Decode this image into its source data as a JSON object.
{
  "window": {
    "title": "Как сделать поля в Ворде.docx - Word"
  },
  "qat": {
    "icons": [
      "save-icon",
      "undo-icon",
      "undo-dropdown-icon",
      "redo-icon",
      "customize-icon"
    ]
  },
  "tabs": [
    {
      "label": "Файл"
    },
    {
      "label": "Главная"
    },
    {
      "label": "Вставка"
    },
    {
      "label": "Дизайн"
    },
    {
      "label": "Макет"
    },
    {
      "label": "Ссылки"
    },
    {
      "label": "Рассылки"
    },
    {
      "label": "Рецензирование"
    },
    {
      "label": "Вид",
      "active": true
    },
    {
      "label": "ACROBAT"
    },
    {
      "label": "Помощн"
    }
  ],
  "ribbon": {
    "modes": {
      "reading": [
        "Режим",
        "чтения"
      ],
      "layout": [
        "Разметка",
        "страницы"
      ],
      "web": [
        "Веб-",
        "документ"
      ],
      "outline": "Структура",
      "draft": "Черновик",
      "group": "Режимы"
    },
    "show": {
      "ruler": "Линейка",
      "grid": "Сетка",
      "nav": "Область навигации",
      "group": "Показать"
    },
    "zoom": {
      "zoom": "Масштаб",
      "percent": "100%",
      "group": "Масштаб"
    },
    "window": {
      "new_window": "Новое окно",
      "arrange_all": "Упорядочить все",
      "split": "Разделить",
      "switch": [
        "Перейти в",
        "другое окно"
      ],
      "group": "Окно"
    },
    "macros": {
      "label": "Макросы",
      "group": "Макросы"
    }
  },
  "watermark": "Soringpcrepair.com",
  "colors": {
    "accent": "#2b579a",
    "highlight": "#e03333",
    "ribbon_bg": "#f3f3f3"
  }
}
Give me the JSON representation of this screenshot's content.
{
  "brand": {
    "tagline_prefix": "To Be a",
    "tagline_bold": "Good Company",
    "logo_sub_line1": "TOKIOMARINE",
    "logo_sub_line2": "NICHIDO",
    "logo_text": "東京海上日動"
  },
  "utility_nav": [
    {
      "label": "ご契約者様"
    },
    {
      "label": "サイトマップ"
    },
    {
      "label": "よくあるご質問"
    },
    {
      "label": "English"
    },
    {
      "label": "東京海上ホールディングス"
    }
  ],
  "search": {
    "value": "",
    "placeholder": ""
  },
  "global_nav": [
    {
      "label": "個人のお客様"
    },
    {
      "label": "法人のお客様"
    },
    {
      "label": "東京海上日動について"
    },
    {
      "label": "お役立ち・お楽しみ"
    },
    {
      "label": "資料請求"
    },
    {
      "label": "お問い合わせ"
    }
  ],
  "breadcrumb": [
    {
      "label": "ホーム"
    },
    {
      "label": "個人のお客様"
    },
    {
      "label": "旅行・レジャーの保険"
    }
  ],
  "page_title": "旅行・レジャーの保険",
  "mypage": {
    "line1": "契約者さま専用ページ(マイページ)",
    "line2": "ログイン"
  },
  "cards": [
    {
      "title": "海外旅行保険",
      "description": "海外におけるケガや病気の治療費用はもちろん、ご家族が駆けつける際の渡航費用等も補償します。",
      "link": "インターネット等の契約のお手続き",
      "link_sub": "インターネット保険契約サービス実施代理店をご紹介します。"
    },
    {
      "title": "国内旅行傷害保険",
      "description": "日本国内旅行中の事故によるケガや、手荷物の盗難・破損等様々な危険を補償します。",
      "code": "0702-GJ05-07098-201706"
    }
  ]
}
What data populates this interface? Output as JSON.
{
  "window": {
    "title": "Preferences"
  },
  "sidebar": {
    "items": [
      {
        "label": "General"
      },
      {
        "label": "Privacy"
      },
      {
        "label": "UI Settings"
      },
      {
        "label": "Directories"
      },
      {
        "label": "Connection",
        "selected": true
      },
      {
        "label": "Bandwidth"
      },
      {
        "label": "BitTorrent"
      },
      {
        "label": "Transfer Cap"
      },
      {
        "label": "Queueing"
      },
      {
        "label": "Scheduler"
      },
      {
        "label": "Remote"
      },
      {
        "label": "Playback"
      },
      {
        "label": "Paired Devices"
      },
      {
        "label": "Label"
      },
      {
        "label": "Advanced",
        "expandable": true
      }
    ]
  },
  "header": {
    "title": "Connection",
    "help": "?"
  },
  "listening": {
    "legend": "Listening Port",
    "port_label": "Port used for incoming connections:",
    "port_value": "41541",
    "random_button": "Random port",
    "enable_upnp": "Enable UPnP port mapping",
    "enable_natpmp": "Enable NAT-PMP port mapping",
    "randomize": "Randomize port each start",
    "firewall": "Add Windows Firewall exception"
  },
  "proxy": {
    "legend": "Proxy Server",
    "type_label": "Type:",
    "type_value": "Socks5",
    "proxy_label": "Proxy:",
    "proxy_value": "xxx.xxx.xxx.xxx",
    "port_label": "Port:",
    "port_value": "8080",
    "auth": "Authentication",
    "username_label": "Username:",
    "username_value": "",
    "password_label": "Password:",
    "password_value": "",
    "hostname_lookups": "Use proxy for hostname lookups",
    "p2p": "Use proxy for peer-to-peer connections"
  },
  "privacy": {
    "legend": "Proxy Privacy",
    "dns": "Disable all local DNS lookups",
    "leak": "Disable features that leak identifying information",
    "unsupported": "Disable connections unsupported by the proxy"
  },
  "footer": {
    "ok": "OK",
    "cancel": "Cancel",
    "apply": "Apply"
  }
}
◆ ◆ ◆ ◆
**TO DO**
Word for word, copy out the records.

**EXERCISE RESPONSE**
Decode this image into its source data as a JSON object.
{
  "window": {
    "title": "Как сделать поля в Ворде.docx - Word"
  },
  "qat": {
    "icons": [
      "save-icon",
      "undo-icon",
      "undo-dropdown-icon",
      "redo-icon",
      "customize-icon"
    ]
  },
  "tabs": [
    {
      "label": "Файл"
    },
    {
      "label": "Главная"
    },
    {
      "label": "Вставка"
    },
    {
      "label": "Дизайн"
    },
    {
      "label": "Макет"
    },
    {
      "label": "Ссылки"
    },
    {
      "label": "Рассылки"
    },
    {
      "label": "Рецензирование"
    },
    {
      "label": "Вид",
      "active": true
    },
    {
      "label": "ACROBAT"
    },
    {
      "label": "Помощн"
    }
  ],
  "ribbon": {
    "modes": {
      "reading": [
        "Режим",
        "чтения"
      ],
      "layout": [
        "Разметка",
        "страницы"
      ],
      "web": [
        "Веб-",
        "документ"
      ],
      "outline": "Структура",
      "draft": "Черновик",
      "group": "Режимы"
    },
    "show": {
      "ruler": "Линейка",
      "grid": "Сетка",
      "nav": "Область навигации",
      "group": "Показать"
    },
    "zoom": {
      "zoom": "Масштаб",
      "percent": "100%",
      "group": "Масштаб"
    },
    "window": {
      "new_window": "Новое окно",
      "arrange_all": "Упорядочить все",
      "split": "Разделить",
      "switch": [
        "Перейти в",
        "другое окно"
      ],
      "group": "Окно"
    },
    "macros": {
      "label": "Макросы",
      "group": "Макросы"
    }
  },
  "watermark": "Soringpcrepair.com",
  "colors": {
    "accent": "#2b579a",
    "highlight": "#e03333",
    "ribbon_bg": "#f3f3f3"
  }
}
Give me the JSON representation of this screenshot's content.
{
  "brand": {
    "tagline_prefix": "To Be a",
    "tagline_bold": "Good Company",
    "logo_sub_line1": "TOKIOMARINE",
    "logo_sub_line2": "NICHIDO",
    "logo_text": "東京海上日動"
  },
  "utility_nav": [
    {
      "label": "ご契約者様"
    },
    {
      "label": "サイトマップ"
    },
    {
      "label": "よくあるご質問"
    },
    {
      "label": "English"
    },
    {
      "label": "東京海上ホールディングス"
    }
  ],
  "search": {
    "value": "",
    "placeholder": ""
  },
  "global_nav": [
    {
      "label": "個人のお客様"
    },
    {
      "label": "法人のお客様"
    },
    {
      "label": "東京海上日動について"
    },
    {
      "label": "お役立ち・お楽しみ"
    },
    {
      "label": "資料請求"
    },
    {
      "label": "お問い合わせ"
    }
  ],
  "breadcrumb": [
    {
      "label": "ホーム"
    },
    {
      "label": "個人のお客様"
    },
    {
      "label": "旅行・レジャーの保険"
    }
  ],
  "page_title": "旅行・レジャーの保険",
  "mypage": {
    "line1": "契約者さま専用ページ(マイページ)",
    "line2": "ログイン"
  },
  "cards": [
    {
      "title": "海外旅行保険",
      "description": "海外におけるケガや病気の治療費用はもちろん、ご家族が駆けつける際の渡航費用等も補償します。",
      "link": "インターネット等の契約のお手続き",
      "link_sub": "インターネット保険契約サービス実施代理店をご紹介します。"
    },
    {
      "title": "国内旅行傷害保険",
      "description": "日本国内旅行中の事故によるケガや、手荷物の盗難・破損等様々な危険を補償します。",
      "code": "0702-GJ05-07098-201706"
    }
  ]
}
What data populates this interface? Output as JSON.
{
  "window": {
    "title": "Preferences"
  },
  "sidebar": {
    "items": [
      {
        "label": "General"
      },
      {
        "label": "Privacy"
      },
      {
        "label": "UI Settings"
      },
      {
        "label": "Directories"
      },
      {
        "label": "Connection",
        "selected": true
      },
      {
        "label": "Bandwidth"
      },
      {
        "label": "BitTorrent"
      },
      {
        "label": "Transfer Cap"
      },
      {
        "label": "Queueing"
      },
      {
        "label": "Scheduler"
      },
      {
        "label": "Remote"
      },
      {
        "label": "Playback"
      },
      {
        "label": "Paired Devices"
      },
      {
        "label": "Label"
      },
      {
        "label": "Advanced",
        "expandable": true
      }
    ]
  },
  "header": {
    "title": "Connection",
    "help": "?"
  },
  "listening": {
    "legend": "Listening Port",
    "port_label": "Port used for incoming connections:",
    "port_value": "41541",
    "random_button": "Random port",
    "enable_upnp": "Enable UPnP port mapping",
    "enable_natpmp": "Enable NAT-PMP port mapping",
    "randomize": "Randomize port each start",
    "firewall": "Add Windows Firewall exception"
  },
  "proxy": {
    "legend": "Proxy Server",
    "type_label": "Type:",
    "type_value": "Socks5",
    "proxy_label": "Proxy:",
    "proxy_value": "xxx.xxx.xxx.xxx",
    "port_label": "Port:",
    "port_value": "8080",
    "auth": "Authentication",
    "username_label": "Username:",
    "username_value": "",
    "password_label": "Password:",
    "password_value": "",
    "hostname_lookups": "Use proxy for hostname lookups",
    "p2p": "Use proxy for peer-to-peer connections"
  },
  "privacy": {
    "legend": "Proxy Privacy",
    "dns": "Disable all local DNS lookups",
    "leak": "Disable features that leak identifying information",
    "unsupported": "Disable connections unsupported by the proxy"
  },
  "footer": {
    "ok": "OK",
    "cancel": "Cancel",
    "apply": "Apply"
  }
}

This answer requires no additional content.